*** Opening DATA UNDER STUDY ***

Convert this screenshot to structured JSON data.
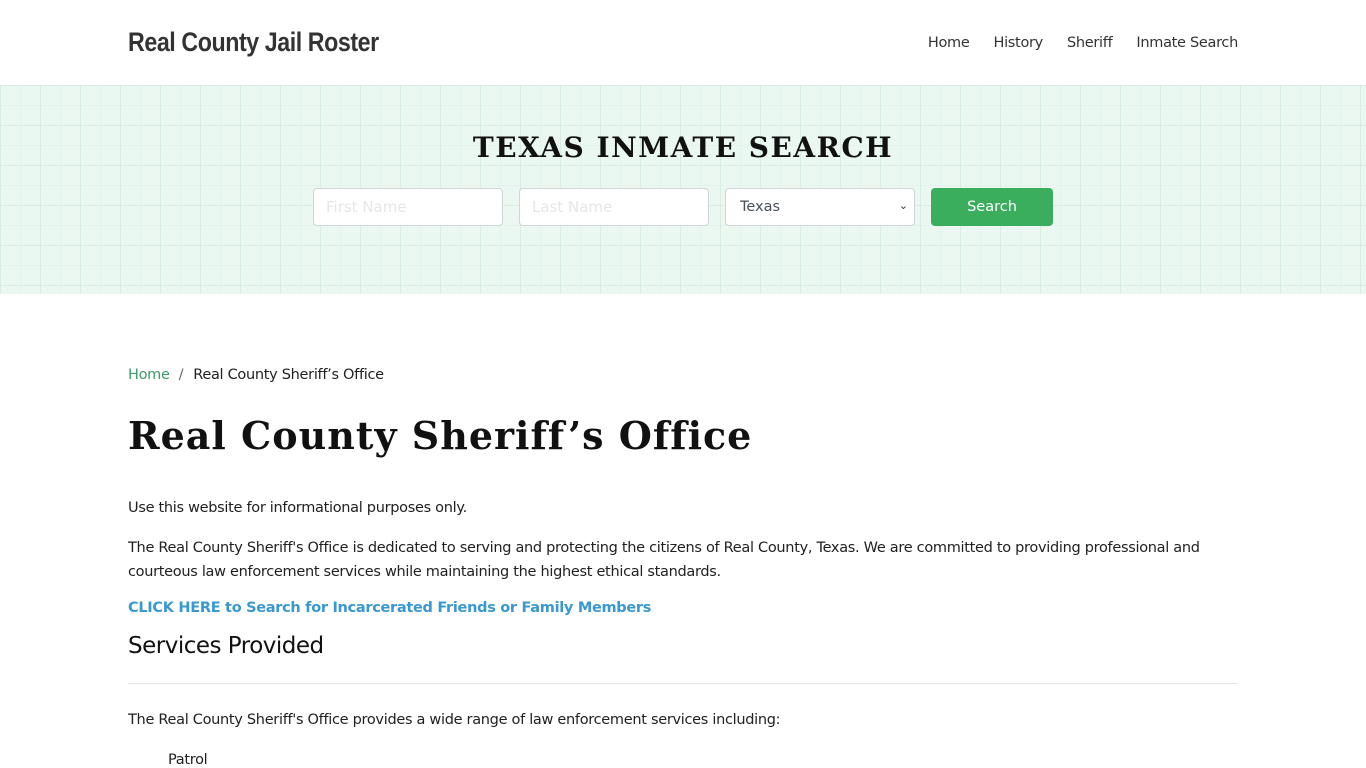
{
  "header": {
    "brand": "Real County Jail Roster",
    "nav": [
      {
        "label": "Home"
      },
      {
        "label": "History"
      },
      {
        "label": "Sheriff"
      },
      {
        "label": "Inmate Search"
      }
    ]
  },
  "hero": {
    "title": "TEXAS INMATE SEARCH",
    "first_name_placeholder": "First Name",
    "last_name_placeholder": "Last Name",
    "state_selected": "Texas",
    "search_label": "Search"
  },
  "breadcrumb": {
    "home": "Home",
    "separator": "/",
    "current": "Real County Sheriff’s Office"
  },
  "page": {
    "title": "Real County Sheriff’s Office",
    "disclaimer": "Use this website for informational purposes only.",
    "intro": "The Real County Sheriff's Office is dedicated to serving and protecting the citizens of Real County, Texas. We are committed to providing professional and courteous law enforcement services while maintaining the highest ethical standards.",
    "cta_link": "CLICK HERE to Search for Incarcerated Friends or Family Members",
    "services_title": "Services Provided",
    "services_intro": "The Real County Sheriff's Office provides a wide range of law enforcement services including:",
    "services": [
      "Patrol"
    ]
  },
  "colors": {
    "accent_green": "#3bae5e",
    "breadcrumb_link": "#3d9a6b",
    "cta_link": "#3a98d0",
    "hero_bg": "#eaf8f1"
  }
}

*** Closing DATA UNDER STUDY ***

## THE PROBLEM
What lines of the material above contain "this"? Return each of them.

## OUTPUT
Convert this screenshot to structured JSON data.
    "disclaimer": "Use this website for informational purposes only.",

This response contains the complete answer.